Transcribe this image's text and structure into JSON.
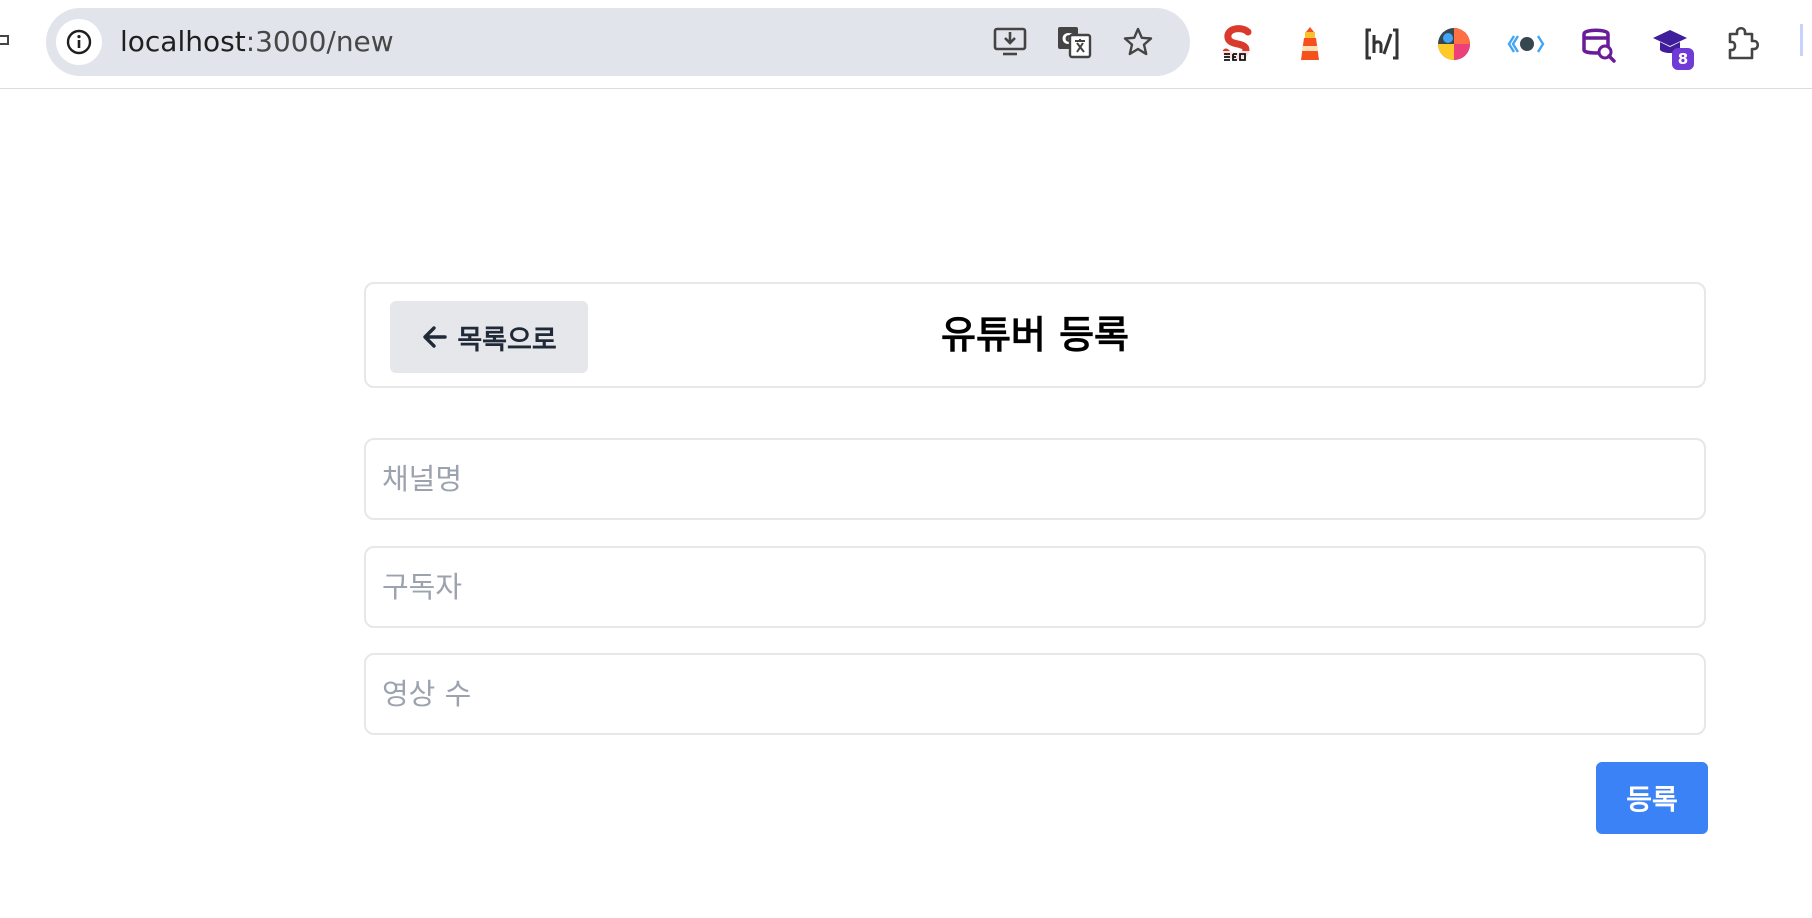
{
  "browser": {
    "url_host": "localhost",
    "url_rest": ":3000/new",
    "extension_badge": "8",
    "colors": {
      "badge": "#6f3ad6",
      "omnibox": "#e1e5eb"
    }
  },
  "header": {
    "back_label": "목록으로",
    "title": "유튜버 등록"
  },
  "form": {
    "channel_placeholder": "채널명",
    "subscribers_placeholder": "구독자",
    "videos_placeholder": "영상 수",
    "channel_value": "",
    "subscribers_value": "",
    "videos_value": "",
    "submit_label": "등록",
    "colors": {
      "submit": "#3b82f6",
      "back": "#e5e7eb",
      "border": "#e5e7eb"
    }
  }
}
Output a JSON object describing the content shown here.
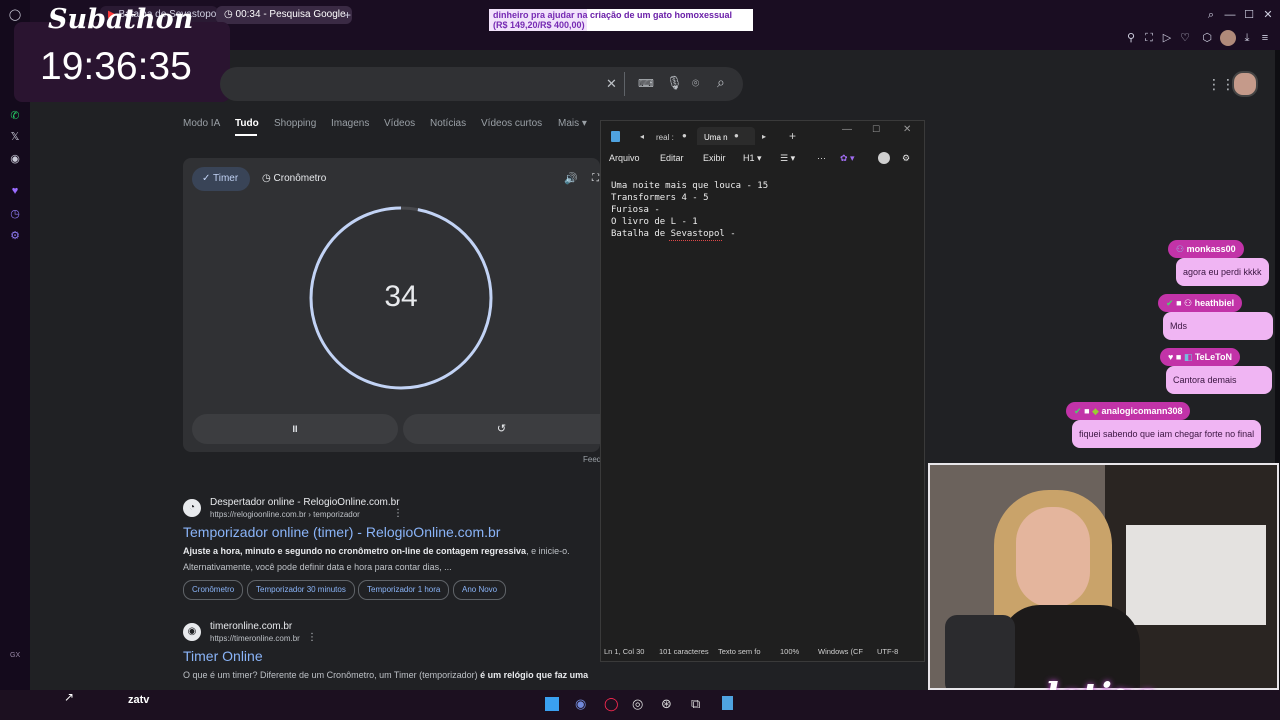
{
  "browser": {
    "tabs": [
      {
        "label": "Batalha de Sevastopol (Bitv"
      },
      {
        "label": "00:34 - Pesquisa Google"
      }
    ],
    "new_tab": "+"
  },
  "overlay": {
    "subathon_title": "Subathon",
    "subathon_clock": "19:36:35",
    "donation_line1": "dinheiro pra ajudar na criação de um gato homoxessual",
    "donation_line2": "(R$ 149,20/R$ 400,00)",
    "donation_progress": 0.373,
    "brand": "letiza"
  },
  "google": {
    "tabs": [
      "Modo IA",
      "Tudo",
      "Shopping",
      "Imagens",
      "Vídeos",
      "Notícias",
      "Vídeos curtos",
      "Mais"
    ],
    "timer_tab": "Timer",
    "stopwatch_tab": "Cronômetro",
    "timer_value": "34",
    "timer_progress": 0.97,
    "pause_icon": "II",
    "reset_icon": "↺",
    "feedback": "Feed",
    "results": [
      {
        "site": "Despertador online - RelogioOnline.com.br",
        "url": "https://relogioonline.com.br › temporizador",
        "title": "Temporizador online (timer) - RelogioOnline.com.br",
        "snippet_bold": "Ajuste a hora, minuto e segundo no cronômetro on-line de contagem regressiva",
        "snippet_rest": ", e inicie-o.",
        "snippet_line2": "Alternativamente, você pode definir data e hora para contar dias, ...",
        "chips": [
          "Cronômetro",
          "Temporizador 30 minutos",
          "Temporizador 1 hora",
          "Ano Novo"
        ]
      },
      {
        "site": "timeronline.com.br",
        "url": "https://timeronline.com.br",
        "title": "Timer Online",
        "snippet": "O que é um timer? Diferente de um Cronômetro, um Timer (temporizador)",
        "snippet_bold": " é um relógio que faz uma"
      }
    ]
  },
  "notepad": {
    "tabs": [
      "real :",
      "Uma n"
    ],
    "menu": [
      "Arquivo",
      "Editar",
      "Exibir",
      "H1"
    ],
    "lines": [
      "Uma noite mais que louca - 15",
      "Transformers 4 - 5",
      "Furiosa -",
      "O livro de L - 1",
      "Batalha de Sevastopol -"
    ],
    "status": [
      "Ln 1, Col 30",
      "101 caracteres",
      "Texto sem fo",
      "100%",
      "Windows (CF",
      "UTF-8"
    ]
  },
  "chat": [
    {
      "user": "monkass00",
      "message": "agora eu perdi kkkk"
    },
    {
      "user": "heathbiel",
      "message": "Mds"
    },
    {
      "user": "TeLeToN",
      "message": "Cantora demais"
    },
    {
      "user": "analogicomann308",
      "message": "fiquei sabendo que iam chegar forte no final"
    }
  ],
  "sidebar": {
    "gx_label": "GX"
  },
  "taskbar": {
    "app_label": "zatv"
  },
  "colors": {
    "chat_name_bg": "#c233a8",
    "chat_msg_bg": "#f0b5f3",
    "google_link": "#8ab4f8",
    "timer_ring": "#c2d3f5"
  }
}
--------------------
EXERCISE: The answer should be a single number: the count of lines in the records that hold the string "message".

YOUR SOLUTION: 4